AU - van der Molen, J.

PY - 2011/9/22

Y1 - 2011/9/22

N2 - Cross-border cooperation as referred to in this research may have different underlying motives. Depending on the motive, there usually is an organisation or a person who feels responsible, or is made responsible for the development of the cooperation. In pursuance of the terminology and current practices, we will use the term pioneer as a kind of collective term for persons involved in the development of cooperative partnerships between organisations and thereby driving, to a greater or lesser extent, the direction of this development. In answering the research questions we will be using a theoretical framework. This framework is presented as a theory of action for creating and managing cross-border regional cooperation and is intended to be used by pioneers of cross-border regional cooperative partnerships. This Crossing Borders Theory is not a conventional theory connecting cause and consequence, nor does it posses predictive qualities! As mentioned before, the theory developed is intended as support for pioneers in the area of cross-border regional water management in their efforts to establish and manage cross-border cooperative partnerships. It is common practice to use decision-support systems when dealing with control aspects of water management. It gradually becomes clear, that due to the complex and dynamic character of water management processes, and cross-border processes in particular, an additional theory of action is needed. Theory of action aimed at cooperative aspects of cross-border water management. Not an 'army manual' kind of theory, in terms of 'if this, do that...', but a flexible theory of action offering pioneers significant points of attention and options for each stage of cooperation. This is the purpose of the developed theory. The result is a system which is supportive of managing (and performing in the case of pioneers) complex and long term processes. An English version of the complete Crossing Borders Theory can be downloaded from www.crossingbordersacademy.org.

AB - Cross-border cooperation as referred to in this research may have different underlying motives. Depending on the motive, there usually is an organisation or a person who feels responsible, or is made responsible for the development of the cooperation. In pursuance of the terminology and current practices, we will use the term pioneer as a kind of collective term for persons involved in the development of cooperative partnerships between organisations and thereby driving, to a greater or lesser extent, the direction of this development. In answering the research questions we will be using a theoretical framework. This framework is presented as a theory of action for creating and managing cross-border regional cooperation and is intended to be used by pioneers of cross-border regional cooperative partnerships. This Crossing Borders Theory is not a conventional theory connecting cause and consequence, nor does it posses predictive qualities! As mentioned before, the theory developed is intended as support for pioneers in the area of cross-border regional water management in their efforts to establish and manage cross-border cooperative partnerships. It is common practice to use decision-support systems when dealing with control aspects of water management. It gradually becomes clear, that due to the complex and dynamic character of water management processes, and cross-border processes in particular, an additional theory of action is needed. Theory of action aimed at cooperative aspects of cross-border water management. Not an 'army manual' kind of theory, in terms of 'if this, do that...', but a flexible theory of action offering pioneers significant points of attention and options for each stage of cooperation. This is the purpose of the developed theory. The result is a system which is supportive of managing (and performing in the case of pioneers) complex and long term processes. An English version of the complete Crossing Borders Theory can be downloaded from www.crossingbordersacademy.org.

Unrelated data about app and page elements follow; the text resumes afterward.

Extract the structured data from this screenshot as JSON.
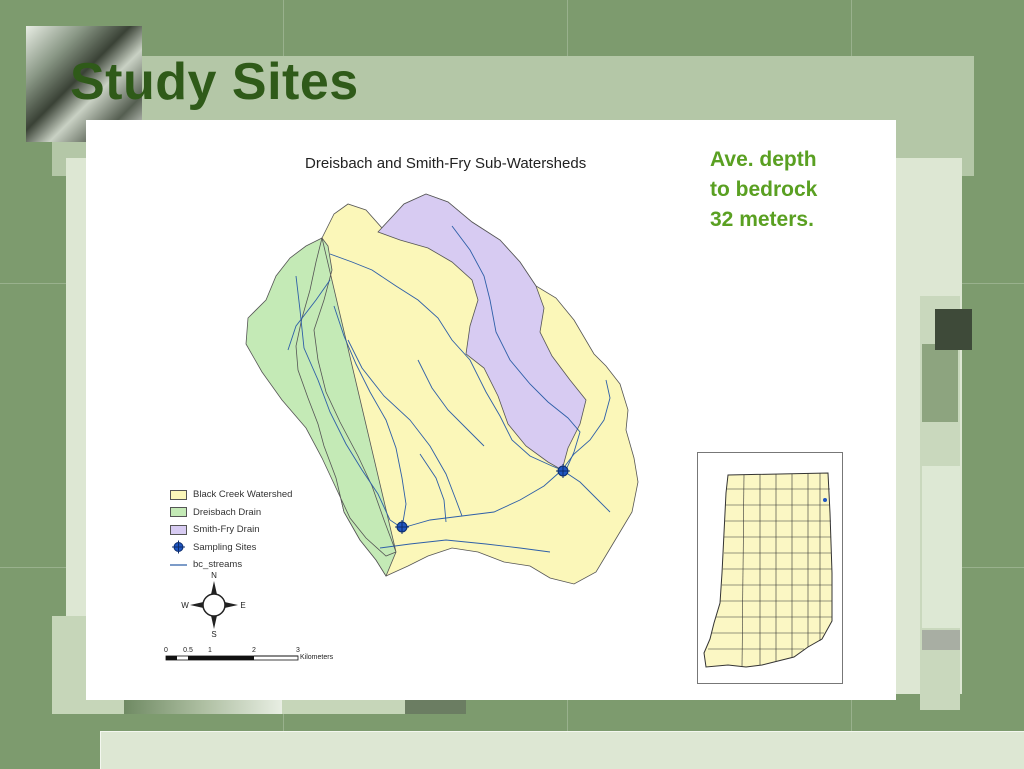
{
  "slide": {
    "title": "Study Sites",
    "note_lines": [
      "Ave. depth",
      "to bedrock",
      "32 meters."
    ]
  },
  "map": {
    "title": "Dreisbach and Smith-Fry Sub-Watersheds",
    "legend": [
      {
        "label": "Black Creek Watershed",
        "color": "#fbf7b9"
      },
      {
        "label": "Dreisbach Drain",
        "color": "#c4eab6"
      },
      {
        "label": "Smith-Fry Drain",
        "color": "#d7cbf2"
      },
      {
        "label": "Sampling Sites",
        "color": "#1f56c2"
      },
      {
        "label": "bc_streams",
        "color": "#2e5fa8"
      }
    ],
    "compass": {
      "n": "N",
      "s": "S",
      "e": "E",
      "w": "W"
    },
    "scale_bar": {
      "ticks": [
        "0",
        "0.5",
        "1",
        "2",
        "3"
      ],
      "unit": "Kilometers"
    }
  },
  "colors": {
    "background": "#7d9b6e",
    "title": "#2f5a19",
    "note": "#5aa022",
    "stream": "#2e5fa8",
    "site": "#1f56c2"
  }
}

KW - METIS-279532

KW - IR-78080

M3 - PhD Thesis - Research external, graduation UT

SN - 978-94-6191-012-7

PB - University of Twente

CY - Enschede

ER -

van der Molen J, van der Molen J. Crossing Borders. Een kader voor het tot ontwikkeling brengen van grensoverschrijdende samenwerking in watermanagement.. Enschede: University of Twente, 2011. 329 p.